Over the past eight years, the process has been used at least 750 times on students. Some are as young as 5 years old.
The state law that allows for these removals, known as petitions for emergency evaluation, is meant to be limited to people with severe mental illness, who are endangering their own lives or safety or someone else's. It's the first step toward getting someone involuntarily committed to a psychiatric hospital.
But advocates say schools across the country are sending children to the emergency room for psychiatric evaluations in response to behaviors prompted by bullying or frustration over assignments. The ER trips, they say, often follow months, and sometimes years, of their needs not being met.
Black students are more frequently subjected to these removals than their peers, according to available data. Advocates point to students with disabilities also being removed at higher rates.
"Schools focus on keeping kids out rather than on keeping kids in," said Dan Stewart, managing attorney at the National Disability Rights Network. "I think that's the fundamental crux of things."
Schools in Wicomico County agreed not to misuse emergency petitions as part of a 2017 settlement with the U.S. Department of Justice.

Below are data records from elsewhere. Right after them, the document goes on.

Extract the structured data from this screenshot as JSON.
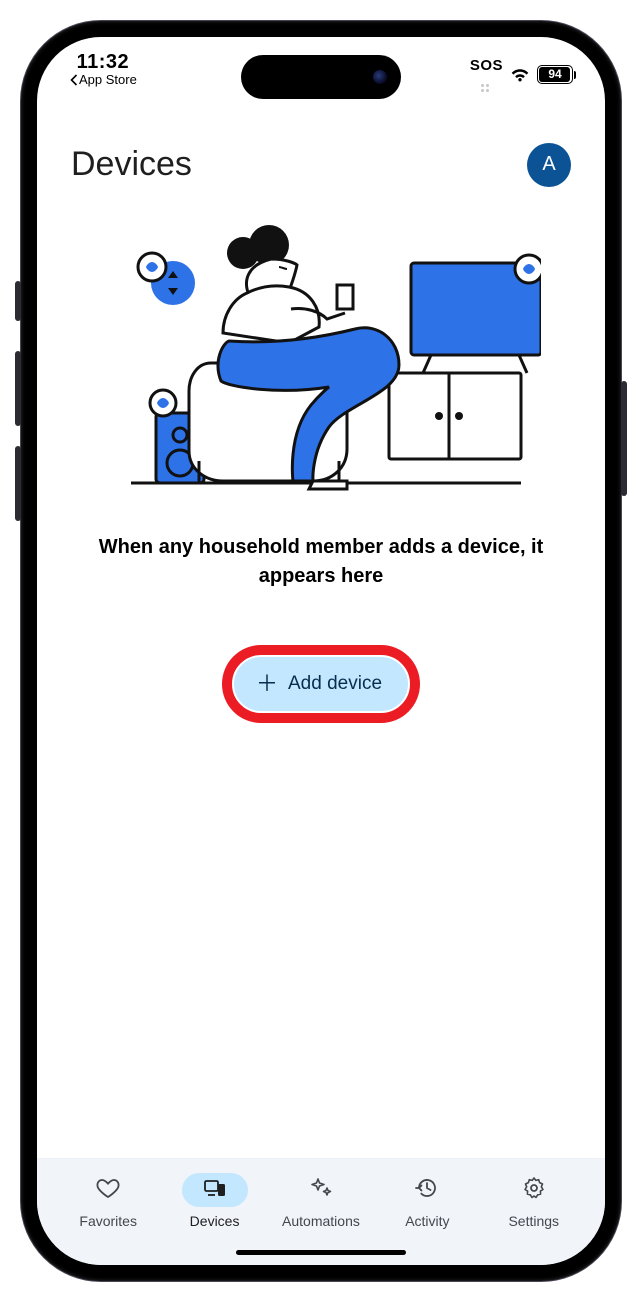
{
  "status_bar": {
    "time": "11:32",
    "back_app": "App Store",
    "sos": "SOS",
    "battery_pct": "94"
  },
  "header": {
    "title": "Devices",
    "avatar_initial": "A"
  },
  "main": {
    "empty_message": "When any household member adds a device, it appears here",
    "add_button_label": "Add device"
  },
  "tabs": [
    {
      "label": "Favorites",
      "icon": "heart",
      "active": false
    },
    {
      "label": "Devices",
      "icon": "devices",
      "active": true
    },
    {
      "label": "Automations",
      "icon": "sparkles",
      "active": false
    },
    {
      "label": "Activity",
      "icon": "history",
      "active": false
    },
    {
      "label": "Settings",
      "icon": "gear",
      "active": false
    }
  ],
  "colors": {
    "accent_blue": "#2e72e8",
    "accent_light": "#c2e7ff",
    "avatar_bg": "#0b5394",
    "highlight_red": "#ec1c24",
    "tabbar_bg": "#f1f4f9"
  }
}
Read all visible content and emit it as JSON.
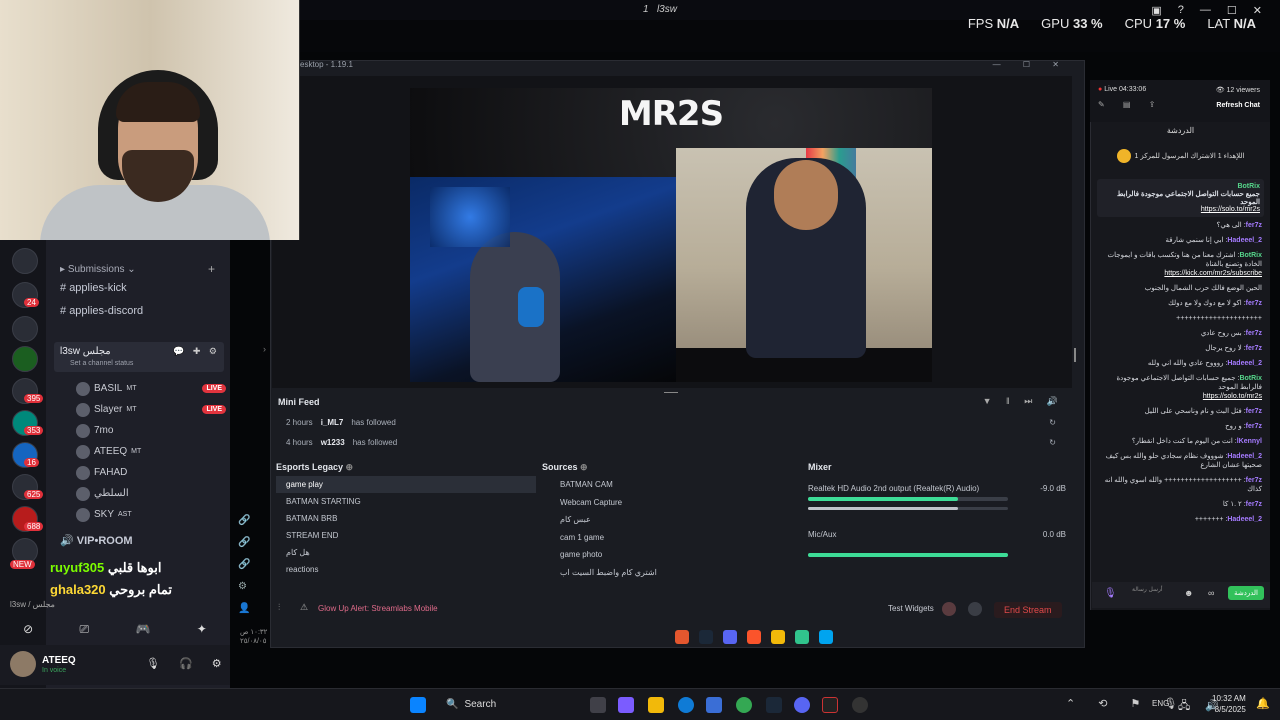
{
  "topbar": {
    "title": "l3sw",
    "tab_num": "1",
    "stats": {
      "fps_label": "FPS",
      "fps_value": "N/A",
      "gpu_label": "GPU",
      "gpu_value": "33 %",
      "cpu_label": "CPU",
      "cpu_value": "17 %",
      "lat_label": "LAT",
      "lat_value": "N/A"
    }
  },
  "discord": {
    "server_badges": [
      "24",
      "395",
      "353",
      "16",
      "625",
      "688",
      "NEW"
    ],
    "category": "Submissions",
    "channels": [
      "applies-kick",
      "applies-discord"
    ],
    "voice_channel": {
      "name": "l3sw مجلس",
      "status": "Set a channel status"
    },
    "voice_users": [
      {
        "name": "BASIL",
        "tag": "MT",
        "live": "LIVE"
      },
      {
        "name": "Slayer",
        "tag": "MT",
        "live": "LIVE"
      },
      {
        "name": "7mo",
        "tag": "",
        "live": ""
      },
      {
        "name": "ATEEQ",
        "tag": "MT",
        "live": ""
      },
      {
        "name": "FAHAD",
        "tag": "",
        "live": ""
      },
      {
        "name": "السلطي",
        "tag": "",
        "live": ""
      },
      {
        "name": "SKY",
        "tag": "AST",
        "live": ""
      }
    ],
    "vip_room": "VIP•ROOM",
    "voice_connected": "l3sw / مجلس",
    "user": {
      "name": "ATEEQ",
      "status": "In voice"
    }
  },
  "stream_overlay_chat": [
    {
      "name": "ruyuf305",
      "text": "ابوها قلبي"
    },
    {
      "name": "ghala320",
      "text": "تمام بروحي"
    }
  ],
  "streamlabs": {
    "window_title": "esktop - 1.19.1",
    "preview_title": "MR2S",
    "mini_feed": {
      "title": "Mini Feed",
      "rows": [
        {
          "time": "2 hours",
          "user": "i_ML7",
          "action": "has followed"
        },
        {
          "time": "4 hours",
          "user": "w1233",
          "action": "has followed"
        }
      ]
    },
    "scenes": {
      "title": "Esports Legacy",
      "items": [
        "game play",
        "BATMAN STARTING",
        "BATMAN BRB",
        "STREAM END",
        "هل كام",
        "reactions"
      ]
    },
    "sources": {
      "title": "Sources",
      "items": [
        "BATMAN CAM",
        "Webcam Capture",
        "عبس كام",
        "cam 1 game",
        "game photo",
        "اشتري كام واضبط السيت اب"
      ]
    },
    "mixer": {
      "title": "Mixer",
      "channels": [
        {
          "name": "Realtek HD Audio 2nd output (Realtek(R) Audio)",
          "db": "-9.0 dB",
          "level": 0.75
        },
        {
          "name": "Mic/Aux",
          "db": "0.0 dB",
          "level": 1.0
        }
      ]
    },
    "footer_alert": "Glow Up Alert: Streamlabs Mobile",
    "test_widgets": "Test Widgets",
    "end_stream": "End Stream"
  },
  "chat": {
    "live": "Live 04:33:06",
    "viewers": "12 viewers",
    "refresh": "Refresh Chat",
    "header": "الدردشة",
    "pinned_note": "اللإهداء 1 الاشتراك المرسول للمركز 1",
    "pinned": {
      "name": "BotRix",
      "text": "جميع حسابات التواصل الاجتماعي موجودة فالرابط الموحد",
      "link": "https://solo.to/mr2s"
    },
    "messages": [
      {
        "name": "fer7z",
        "text": "الى هي؟"
      },
      {
        "name": "Hadeeel_2",
        "text": "ابي إنا سنمي شارقة"
      },
      {
        "name": "BotRix",
        "text": "اشترك معنا من هنا وتكسب باقات و ايموجات الخادة وتصنع بالقناة",
        "link": "https://kick.com/mr2s/subscribe"
      },
      {
        "name": "",
        "text": "الحين الوضع فالك حرب الشمال والجنوب"
      },
      {
        "name": "fer7z",
        "text": "اكو لا مع دوك ولا مع دولك"
      },
      {
        "name": "",
        "text": "+++++++++++++++++++++"
      },
      {
        "name": "fer7z",
        "text": "بس روح عادي"
      },
      {
        "name": "fer7z",
        "text": "لا روح يرجال"
      },
      {
        "name": "Hadeeel_2",
        "text": "روووح عادي والله اني ولله"
      },
      {
        "name": "BotRix",
        "text": "جميع حسابات التواصل الاجتماعي موجودة فالرابط الموحد",
        "link": "https://solo.to/mr2s"
      },
      {
        "name": "fer7z",
        "text": "فثل البث و نام وناسحي على الليل"
      },
      {
        "name": "fer7z",
        "text": "و روح"
      },
      {
        "name": "lKennyl",
        "text": "انت من اليوم ما كنت داخل انقطار؟"
      },
      {
        "name": "Hadeeel_2",
        "text": "شوووف نظام سجادي حلو والله بس كيف صحيتها عشان الشارع"
      },
      {
        "name": "fer7z",
        "text": "+++++++++++++++++++ والله اسوي والله انه كذاك"
      },
      {
        "name": "fer7z",
        "text": "٢ .١ كا"
      },
      {
        "name": "Hadeeel_2",
        "text": "+++++++"
      }
    ],
    "send_placeholder": "أرسل رسالة",
    "send_button": "الدردشة"
  },
  "taskbar": {
    "search": "Search",
    "lang": "ENG",
    "time": "10:32 AM",
    "date": "8/5/2025"
  },
  "desk_date": {
    "line1": "١٠:٣٢ ص",
    "line2": "٢٥/٠٨/٠٥"
  }
}
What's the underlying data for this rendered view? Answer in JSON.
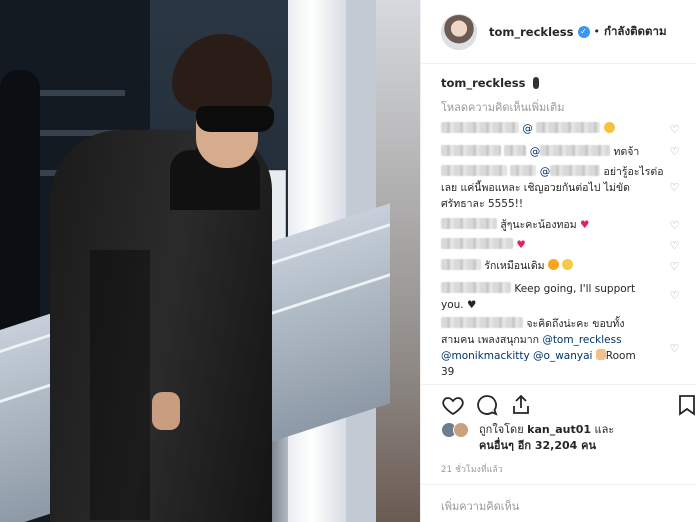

But while the number of suspensions and expulsions declined, mandated trips to the emergency room ticked up.
Last year, children were handcuffed and sent to the emergency room at least 117 times from Wicomico schools, about once per every 100 students, according to data obtained from public records requests to the Wicomico County Sheriff's Office.